══ TASK INPUT ══

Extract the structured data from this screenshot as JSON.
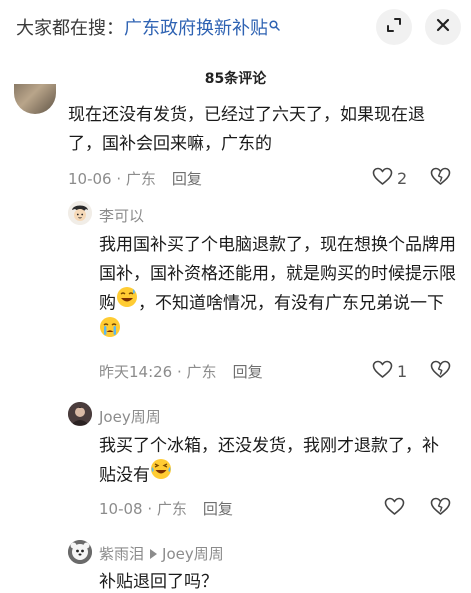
{
  "topbar": {
    "label": "大家都在搜：",
    "keyword": "广东政府换新补贴",
    "search_icon": "search-icon",
    "expand_icon": "expand-icon",
    "close_icon": "close-icon"
  },
  "header": {
    "count": "85条评论"
  },
  "comments": [
    {
      "text": "现在还没有发货，已经过了六天了，如果现在退了，国补会回来嘛，广东的",
      "date": "10-06",
      "location": "广东",
      "reply": "回复",
      "likes": "2"
    },
    {
      "author": "李可以",
      "text_part1": "我用国补买了个电脑退款了，现在想换个品牌用国补，国补资格还能用，就是购买的时候提示限购",
      "text_part2": "，不知道啥情况，有没有广东兄弟说一下",
      "date": "昨天14:26",
      "location": "广东",
      "reply": "回复",
      "likes": "1"
    },
    {
      "author": "Joey周周",
      "text": "我买了个冰箱，还没发货，我刚才退款了，补贴没有",
      "date": "10-08",
      "location": "广东",
      "reply": "回复",
      "likes": ""
    },
    {
      "author": "紫雨泪",
      "reply_to": "Joey周周",
      "text": "补贴退回了吗？"
    }
  ],
  "colors": {
    "keyword": "#2f63b3",
    "meta": "#8c8c8c"
  }
}
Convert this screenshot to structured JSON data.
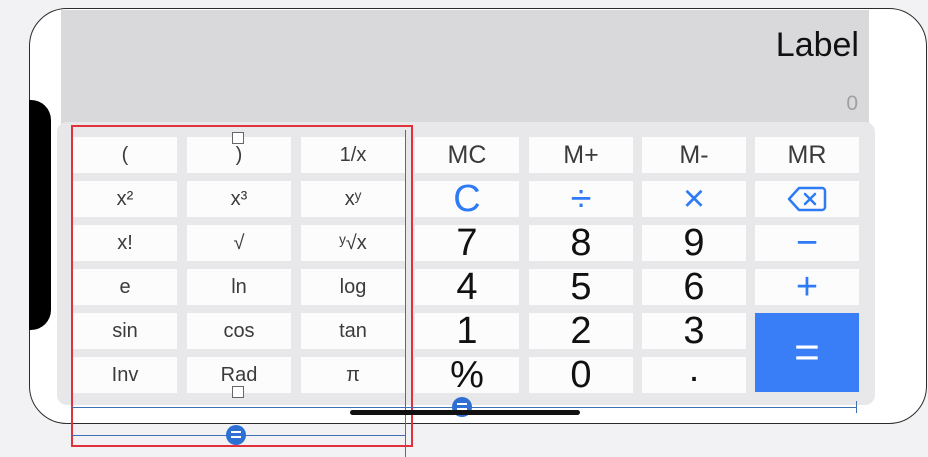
{
  "display": {
    "label": "Label",
    "value": "0"
  },
  "scientific_keys": [
    [
      "(",
      ")",
      "1/x"
    ],
    [
      "x²",
      "x³",
      "xʸ"
    ],
    [
      "x!",
      "√",
      "ʸ√x"
    ],
    [
      "e",
      "ln",
      "log"
    ],
    [
      "sin",
      "cos",
      "tan"
    ],
    [
      "Inv",
      "Rad",
      "π"
    ]
  ],
  "memory_keys": [
    "MC",
    "M+",
    "M-",
    "MR"
  ],
  "ops": {
    "clear": "C",
    "divide": "÷",
    "multiply": "×",
    "backspace": "⌫",
    "minus": "−",
    "plus": "+",
    "equals": "="
  },
  "digits": {
    "row1": [
      "7",
      "8",
      "9"
    ],
    "row2": [
      "4",
      "5",
      "6"
    ],
    "row3": [
      "1",
      "2",
      "3"
    ],
    "row4": [
      "%",
      "0",
      "."
    ]
  },
  "colors": {
    "accent": "#2f7bf6",
    "equals_bg": "#3a7ef7",
    "selection": "#e0313c",
    "guide": "#3f6fb4"
  }
}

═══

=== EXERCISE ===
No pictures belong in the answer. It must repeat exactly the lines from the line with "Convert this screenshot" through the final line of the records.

=== THE COMPLETED TASK ===
Convert this screenshot to structured JSON data.
{
  "display": {
    "label": "Label",
    "value": "0"
  },
  "scientific_keys": [
    [
      "(",
      ")",
      "1/x"
    ],
    [
      "x²",
      "x³",
      "xʸ"
    ],
    [
      "x!",
      "√",
      "ʸ√x"
    ],
    [
      "e",
      "ln",
      "log"
    ],
    [
      "sin",
      "cos",
      "tan"
    ],
    [
      "Inv",
      "Rad",
      "π"
    ]
  ],
  "memory_keys": [
    "MC",
    "M+",
    "M-",
    "MR"
  ],
  "ops": {
    "clear": "C",
    "divide": "÷",
    "multiply": "×",
    "backspace": "⌫",
    "minus": "−",
    "plus": "+",
    "equals": "="
  },
  "digits": {
    "row1": [
      "7",
      "8",
      "9"
    ],
    "row2": [
      "4",
      "5",
      "6"
    ],
    "row3": [
      "1",
      "2",
      "3"
    ],
    "row4": [
      "%",
      "0",
      "."
    ]
  },
  "colors": {
    "accent": "#2f7bf6",
    "equals_bg": "#3a7ef7",
    "selection": "#e0313c",
    "guide": "#3f6fb4"
  }
}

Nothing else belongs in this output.